News

Processor plan to lift Irish lamb production raises sheep farmers’ ire

Sheep Central, June 21, 2016

A PLAN by processors for Ireland to produce an extra 1 million lambs annually has been questioned by Irish farmers.

Beef and lamb processor body Meat Industry Ireland has presented the country’s government with a plan to boost the country’s flock to 3 million ewes to produce an extra 1 million lambs annually, claiming benefits would include higher exports — about 20,000 tonnes – and profits, plus an extra 500 jobs.

But Irish Cattle and Sheep Farmers’ Association sheep chairman John Brooks has questioned the benefit to the producer of the proposed ‘Five Year Development Plan for the Irish Sheepmeat Sector’ submitted to Minister for Agriculture Michael Creed.

“This is a great proposal for sheep factories.

“Get farmers to work harder to produce more sheep meat and the surplus output will help to drive down prices,” he said.

“What’s in this for farmers?”

Mr Brooks said there is no indication in the plan of any priority being given to securing an increase in incomes above the current average of just €16,000 per annum for sheep farmers.

“In recent weeks we have seen the meat industry pulling prices when numbers have increased even slightly.

“Experience would suggest that increased production does not equate to increased prices, in fact it is quite the opposite,” Mr Brooks said.

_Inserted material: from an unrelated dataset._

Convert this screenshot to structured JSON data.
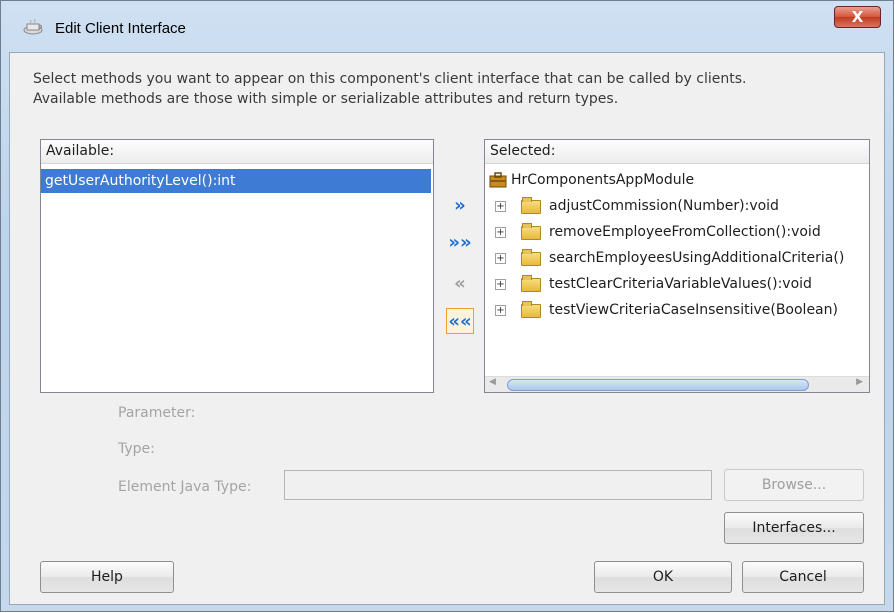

“The beneficiaries in the long term would be the processors alone.”

“In addition, these proposals would place an even greater cost burden onto sheep farmers, including EID tagging, and offers no evidence of any real benefit to the producer,” he said.

“ICSA believes that any development plan for the sheep meat sector should have the interests of the producer at its core and look at ways to boost income.”

Source: ICSA.

HAVE YOUR SAY

Your email address will not be published.

Your comment will not appear until it has been moderated.
Contributions that contravene our Comments Policy will not be published.

Comments

Get Sheep Central's news headlines emailed to you -
FREE!